I’m cursing myself for thinking the 500ml bottle of Sam Smith’s Yorkshire Stingo, was too expensive at £6.75. I’m sure people pay this for an ordinary pint of bitter, in some London pubs, so why did I turn down this classic strong ale, that is aged in oak casks, for at least a year? The brewery claim that the beer picks up fruit, raisin, treacle toffee, Christmas pudding and slight oaky flavours, before being further naturally conditioned in the bottle. It ends up with an abv of 8-9%. Armstrong’s might possibly have some left, by the time I make that bus trip, but if not, I shall have to try buying a few bottles on line.

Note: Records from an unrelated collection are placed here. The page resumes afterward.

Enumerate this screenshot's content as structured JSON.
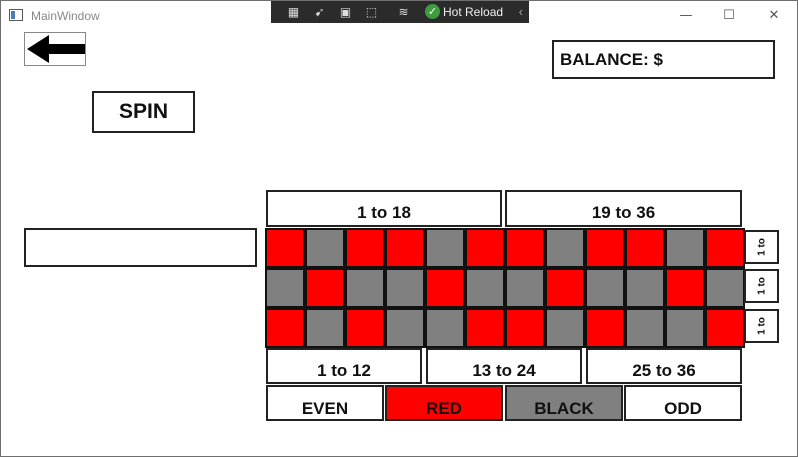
{
  "window": {
    "title": "MainWindow"
  },
  "debug_toolbar": {
    "hot_reload_label": "Hot Reload"
  },
  "balance": {
    "label": "BALANCE: $"
  },
  "spin": {
    "label": "SPIN"
  },
  "bet_input": {
    "value": ""
  },
  "halves": [
    {
      "label": "1 to 18"
    },
    {
      "label": "19 to 36"
    }
  ],
  "dozens": [
    {
      "label": "1 to 12"
    },
    {
      "label": "13 to 24"
    },
    {
      "label": "25 to 36"
    }
  ],
  "outside": [
    {
      "label": "EVEN",
      "bg": "#ffffff",
      "name": "even-bet"
    },
    {
      "label": "RED",
      "bg": "#ff0000",
      "name": "red-bet"
    },
    {
      "label": "BLACK",
      "bg": "#808080",
      "name": "black-bet"
    },
    {
      "label": "ODD",
      "bg": "#ffffff",
      "name": "odd-bet"
    }
  ],
  "column_bets": [
    {
      "label": "1 to"
    },
    {
      "label": "1 to"
    },
    {
      "label": "1 to"
    }
  ],
  "colors": {
    "red": "#ff0000",
    "black": "#808080"
  },
  "grid": [
    [
      "red",
      "black",
      "red",
      "red",
      "black",
      "red",
      "red",
      "black",
      "red",
      "red",
      "black",
      "red"
    ],
    [
      "black",
      "red",
      "black",
      "black",
      "red",
      "black",
      "black",
      "red",
      "black",
      "black",
      "red",
      "black"
    ],
    [
      "red",
      "black",
      "red",
      "black",
      "black",
      "red",
      "red",
      "black",
      "red",
      "black",
      "black",
      "red"
    ]
  ]
}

After grabbing a quick sandwich from Greggs, we decided to head for home, and stick with the A264 as our chosen route. On the drive over, we’d noticed flooded fields at Penshurst, although the medieval stone bridges, and associated causeway, had ensured both the road and the village itself, remained dry. I’d wanted to stop off on the way home at the Fountain in Cowden, for some Harvey’s Old Ale, but checking up on What Pub indicated the pub closes from 3 – 6pm, so instead I thought of that old favourite, the Rock Inn at Chiddingstone Hoath.

We got a bit lost, thanks to Matthew’s sat nav (always be wary of a device that will direct you along roads that are no wider than a cart-track), and ended up in Penshurst, at the Leicester Arms, instead. The only cask ale on was Larkin’s Traditional, although the bar manager did apologise for the lack of choice – down to a late delivery, apparently. The beer was on good form, and there was a nice relaxing atmosphere in the main bar of this 16th century village inn. The blazing log fire enhanced the cosy feel of this pub which, whilst functioning as a boutique hotel, still offers a warm welcome to villagers, walkers along with customers drawn from further afield. It also provides a handy, occasional overnight stop for one of my colleagues, who lives at the opposite end of the county.

Most of yesterday was spent tidying the garden after the recent high winds and heavy rain, and some of today was dedicated to collating holiday bits and pieces, followed by packing. Tomorrow heralds a busy three-day week at work, and then it’s off to Southampton on Thursday, and that trip across the North Sea.